County department chiefs were poring over their budgets last week, looking for ways to trim expenses without cutting services, after learning that Harford will probably lose another $5.4 million in state aid.
"My priority is to keep people working," said County Executive Eileen M. Rehrmann. "And we'll be looking at other sources of revenuebefore raising the tax rate."
Rehrmann said all departments, including the Sheriff's Office andthe Board of Education, would have to trim their budgets to make up the shortfall.
"Everybody's kind of just looking at each other," said James Terrell, chief of emergency operations for the county. "I don't think anybody's budget is fat. I've honestly been looking at thenumbers, but I can tell you we're going to have some heavy decisionsto make."
Rehrmann did not anticipate Harford's additional loss of $5.4 million in state aid. Harford has already lost $6.4 million instate aid in the first round of cuts, aimed at erasing the state budget deficit brought on by sagging revenues and rising entitlement costs.
"We thought we'd have to face $2 million in cuts this time, orat tops, $3 million," said Rehrmann. "It's another thing to be told we'll have $5 million in cuts and that there will be another round ofcuts in February. Where we were bleeding before, we're hemorrhaging."
The General Assembly must approve the proposed cuts before they take effect.
To deal with the latest round of cuts, Rehrmann called an emergency meeting of county department chiefs Wednesday to ask all departments to cut their budgets by 2 percent and present ideas toraise revenue.
The county's operating budget is $140.9 million this year; the $11.4 million in total state aid cuts Harford faces represents about 8 percent of the operating budget.
The County Councilvoted two weeks ago to raise the county's property tax assessment cap to 10 percent, up from 6 percent. That move is expected to generateabout $731,000 in new revenue the first year it is in effect.
Agency directors, who each cut their budgets this year by 4 percent to save a total of about $8 million, said they will be hard pressed to make up for the loss in state money.
"I'm getting close to (cutting)people, and that's just what the administration wants to avoid. We want to keep people working," said William T. Baker Jr., director of public works. He said he is considering deferring some planned projects as a way to save money.
"Aaagh. Can you print that?" said Amey Epstein, director of the county's housing agency, when asked where shecould find another 2 percent to give up. "I don't have that much left, and we have rent subsidies that we've guaranteed."
Epstein's county budget totals about $300,000. Her agency also relies on money from the federal government, which so far has not been cut. She said she is planning to cut expenditures for supplies and printing, and she plans to ask agency inspectors to cut gas and travel expenses.

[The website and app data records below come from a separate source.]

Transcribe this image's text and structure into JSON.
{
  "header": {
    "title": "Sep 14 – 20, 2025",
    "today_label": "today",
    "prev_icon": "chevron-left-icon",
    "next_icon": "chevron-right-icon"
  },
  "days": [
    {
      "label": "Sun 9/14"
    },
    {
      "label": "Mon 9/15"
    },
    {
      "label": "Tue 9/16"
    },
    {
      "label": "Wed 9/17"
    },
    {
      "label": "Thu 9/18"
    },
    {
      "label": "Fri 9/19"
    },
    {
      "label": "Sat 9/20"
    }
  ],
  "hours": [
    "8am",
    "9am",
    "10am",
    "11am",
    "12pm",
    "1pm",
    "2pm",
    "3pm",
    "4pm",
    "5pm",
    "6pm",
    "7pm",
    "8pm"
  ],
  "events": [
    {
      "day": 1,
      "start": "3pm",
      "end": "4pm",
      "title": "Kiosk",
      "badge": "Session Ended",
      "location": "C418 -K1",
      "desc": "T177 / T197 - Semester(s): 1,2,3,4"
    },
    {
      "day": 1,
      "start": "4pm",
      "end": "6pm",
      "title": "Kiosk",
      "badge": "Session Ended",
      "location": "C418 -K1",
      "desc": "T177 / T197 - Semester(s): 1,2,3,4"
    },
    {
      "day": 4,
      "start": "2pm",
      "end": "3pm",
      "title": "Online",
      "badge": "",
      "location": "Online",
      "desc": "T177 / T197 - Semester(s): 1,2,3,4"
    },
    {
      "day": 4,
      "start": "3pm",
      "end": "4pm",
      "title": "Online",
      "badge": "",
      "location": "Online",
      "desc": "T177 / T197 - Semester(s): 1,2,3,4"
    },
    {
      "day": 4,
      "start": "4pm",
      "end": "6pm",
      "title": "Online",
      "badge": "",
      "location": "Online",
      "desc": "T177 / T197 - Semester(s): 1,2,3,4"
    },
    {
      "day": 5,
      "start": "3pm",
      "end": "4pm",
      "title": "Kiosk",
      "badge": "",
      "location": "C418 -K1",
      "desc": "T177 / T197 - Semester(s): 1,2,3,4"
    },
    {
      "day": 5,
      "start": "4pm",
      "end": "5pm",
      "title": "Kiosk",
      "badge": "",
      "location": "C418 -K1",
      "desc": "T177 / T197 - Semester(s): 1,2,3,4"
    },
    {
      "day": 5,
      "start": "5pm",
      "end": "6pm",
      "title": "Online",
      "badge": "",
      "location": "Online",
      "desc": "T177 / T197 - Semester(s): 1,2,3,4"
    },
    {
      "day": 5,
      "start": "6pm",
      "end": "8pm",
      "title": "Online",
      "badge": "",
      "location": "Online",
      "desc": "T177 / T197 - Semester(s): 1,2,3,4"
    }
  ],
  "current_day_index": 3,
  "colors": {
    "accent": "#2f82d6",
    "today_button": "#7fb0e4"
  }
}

"I don't think anybody's saying, 'Oh, God, here it comes again.' I'm sure the county executive doesn't like asking for the budget cuts, but everybody's in the same position," said Epstein.
Several weeks ago,Larry Klimovitz, director of administration, asked county agency directors to begin drafting a plan for cutting 2 percent of their budgets.
The county Sheriff's Office and Board of Education were exempt that time, but after Tuesday's news, those agencies too will be expected to reduce expenses.
"There aren't any sacred cows at this point," said Rehrmann. "The problem is that our county is one of the growing counties, which means there are more people to provide services for."
Rehrmann said she and other county executives are urging Gov.William Donald Schaefer and the General Assembly to alert them soon if future cuts are to come.
"We have to submit our budgets this spring to the county councils," she said.